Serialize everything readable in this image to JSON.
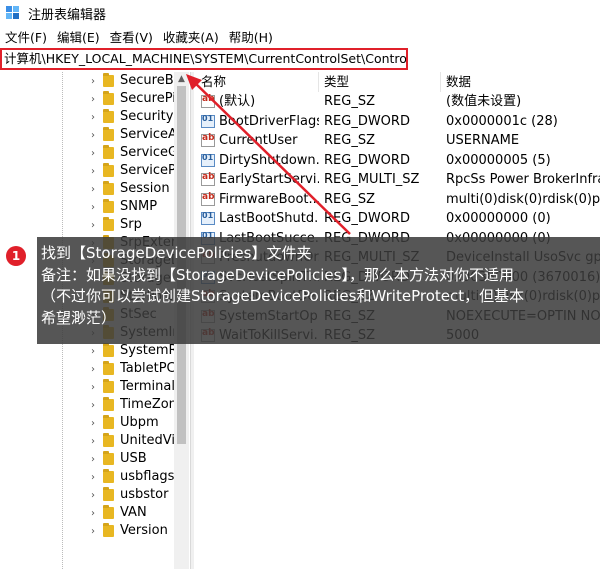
{
  "window": {
    "title": "注册表编辑器"
  },
  "menu": [
    "文件(F)",
    "编辑(E)",
    "查看(V)",
    "收藏夹(A)",
    "帮助(H)"
  ],
  "address": "计算机\\HKEY_LOCAL_MACHINE\\SYSTEM\\CurrentControlSet\\Control",
  "tree": {
    "items": [
      "SecureBo",
      "SecurePi",
      "SecurityP",
      "ServiceA",
      "ServiceG",
      "ServiceP",
      "Session M",
      "SNMP",
      "Srp",
      "SrpExten",
      "StorageD",
      "Storage",
      "StorPort",
      "StSec",
      "SystemIn",
      "SystemR",
      "TabletPC",
      "Terminal",
      "TimeZon",
      "Ubpm",
      "UnitedVi",
      "USB",
      "usbflags",
      "usbstor",
      "VAN",
      "Version"
    ]
  },
  "columns": {
    "name": "名称",
    "type": "类型",
    "data": "数据"
  },
  "values": [
    {
      "icon": "string-value-icon",
      "name": "(默认)",
      "type": "REG_SZ",
      "data": "(数值未设置)"
    },
    {
      "icon": "dword-value-icon",
      "name": "BootDriverFlags",
      "type": "REG_DWORD",
      "data": "0x0000001c (28)"
    },
    {
      "icon": "string-value-icon",
      "name": "CurrentUser",
      "type": "REG_SZ",
      "data": "USERNAME"
    },
    {
      "icon": "dword-value-icon",
      "name": "DirtyShutdown...",
      "type": "REG_DWORD",
      "data": "0x00000005 (5)"
    },
    {
      "icon": "string-value-icon",
      "name": "EarlyStartServi...",
      "type": "REG_MULTI_SZ",
      "data": "RpcSs Power BrokerInfrast"
    },
    {
      "icon": "string-value-icon",
      "name": "FirmwareBoot...",
      "type": "REG_SZ",
      "data": "multi(0)disk(0)rdisk(0)part"
    },
    {
      "icon": "dword-value-icon",
      "name": "LastBootShutd...",
      "type": "REG_DWORD",
      "data": "0x00000000 (0)"
    },
    {
      "icon": "dword-value-icon",
      "name": "LastBootSucce...",
      "type": "REG_DWORD",
      "data": "0x00000000 (0)"
    },
    {
      "icon": "string-value-icon",
      "name": "PreshutdownOr...",
      "type": "REG_MULTI_SZ",
      "data": "DeviceInstall UsoSvc gpsvc"
    },
    {
      "icon": "dword-value-icon",
      "name": "SvcHostSplitTh...",
      "type": "REG_DWORD",
      "data": "0x00380000 (3670016)"
    },
    {
      "icon": "string-value-icon",
      "name": "SystemBootDe...",
      "type": "REG_SZ",
      "data": "multi(0)disk(0)rdisk(0)part"
    },
    {
      "icon": "string-value-icon",
      "name": "SystemStartOp...",
      "type": "REG_SZ",
      "data": " NOEXECUTE=OPTIN NOV"
    },
    {
      "icon": "string-value-icon",
      "name": "WaitToKillServi...",
      "type": "REG_SZ",
      "data": "5000"
    }
  ],
  "annotation": {
    "step": "1",
    "lines": [
      "找到【StorageDevicePolicies】文件夹",
      "备注：如果没找到【StorageDevicePolicies】，那么本方法对你不适用",
      "（不过你可以尝试创建StorageDevicePolicies和WriteProtect，但基本",
      "希望渺茫）"
    ]
  },
  "colors": {
    "highlight": "#e0202a",
    "folder": "#e8b722",
    "overlay": "#3a3a3a"
  }
}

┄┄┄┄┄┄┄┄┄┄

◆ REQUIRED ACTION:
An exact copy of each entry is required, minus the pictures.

◆ RESPONSE BELOW:
Serialize everything readable in this image to JSON.
{
  "window": {
    "title": "注册表编辑器"
  },
  "menu": [
    "文件(F)",
    "编辑(E)",
    "查看(V)",
    "收藏夹(A)",
    "帮助(H)"
  ],
  "address": "计算机\\HKEY_LOCAL_MACHINE\\SYSTEM\\CurrentControlSet\\Control",
  "tree": {
    "items": [
      "SecureBo",
      "SecurePi",
      "SecurityP",
      "ServiceA",
      "ServiceG",
      "ServiceP",
      "Session M",
      "SNMP",
      "Srp",
      "SrpExten",
      "StorageD",
      "Storage",
      "StorPort",
      "StSec",
      "SystemIn",
      "SystemR",
      "TabletPC",
      "Terminal",
      "TimeZon",
      "Ubpm",
      "UnitedVi",
      "USB",
      "usbflags",
      "usbstor",
      "VAN",
      "Version"
    ]
  },
  "columns": {
    "name": "名称",
    "type": "类型",
    "data": "数据"
  },
  "values": [
    {
      "icon": "string-value-icon",
      "name": "(默认)",
      "type": "REG_SZ",
      "data": "(数值未设置)"
    },
    {
      "icon": "dword-value-icon",
      "name": "BootDriverFlags",
      "type": "REG_DWORD",
      "data": "0x0000001c (28)"
    },
    {
      "icon": "string-value-icon",
      "name": "CurrentUser",
      "type": "REG_SZ",
      "data": "USERNAME"
    },
    {
      "icon": "dword-value-icon",
      "name": "DirtyShutdown...",
      "type": "REG_DWORD",
      "data": "0x00000005 (5)"
    },
    {
      "icon": "string-value-icon",
      "name": "EarlyStartServi...",
      "type": "REG_MULTI_SZ",
      "data": "RpcSs Power BrokerInfrast"
    },
    {
      "icon": "string-value-icon",
      "name": "FirmwareBoot...",
      "type": "REG_SZ",
      "data": "multi(0)disk(0)rdisk(0)part"
    },
    {
      "icon": "dword-value-icon",
      "name": "LastBootShutd...",
      "type": "REG_DWORD",
      "data": "0x00000000 (0)"
    },
    {
      "icon": "dword-value-icon",
      "name": "LastBootSucce...",
      "type": "REG_DWORD",
      "data": "0x00000000 (0)"
    },
    {
      "icon": "string-value-icon",
      "name": "PreshutdownOr...",
      "type": "REG_MULTI_SZ",
      "data": "DeviceInstall UsoSvc gpsvc"
    },
    {
      "icon": "dword-value-icon",
      "name": "SvcHostSplitTh...",
      "type": "REG_DWORD",
      "data": "0x00380000 (3670016)"
    },
    {
      "icon": "string-value-icon",
      "name": "SystemBootDe...",
      "type": "REG_SZ",
      "data": "multi(0)disk(0)rdisk(0)part"
    },
    {
      "icon": "string-value-icon",
      "name": "SystemStartOp...",
      "type": "REG_SZ",
      "data": " NOEXECUTE=OPTIN NOV"
    },
    {
      "icon": "string-value-icon",
      "name": "WaitToKillServi...",
      "type": "REG_SZ",
      "data": "5000"
    }
  ],
  "annotation": {
    "step": "1",
    "lines": [
      "找到【StorageDevicePolicies】文件夹",
      "备注：如果没找到【StorageDevicePolicies】，那么本方法对你不适用",
      "（不过你可以尝试创建StorageDevicePolicies和WriteProtect，但基本",
      "希望渺茫）"
    ]
  },
  "colors": {
    "highlight": "#e0202a",
    "folder": "#e8b722",
    "overlay": "#3a3a3a"
  }
}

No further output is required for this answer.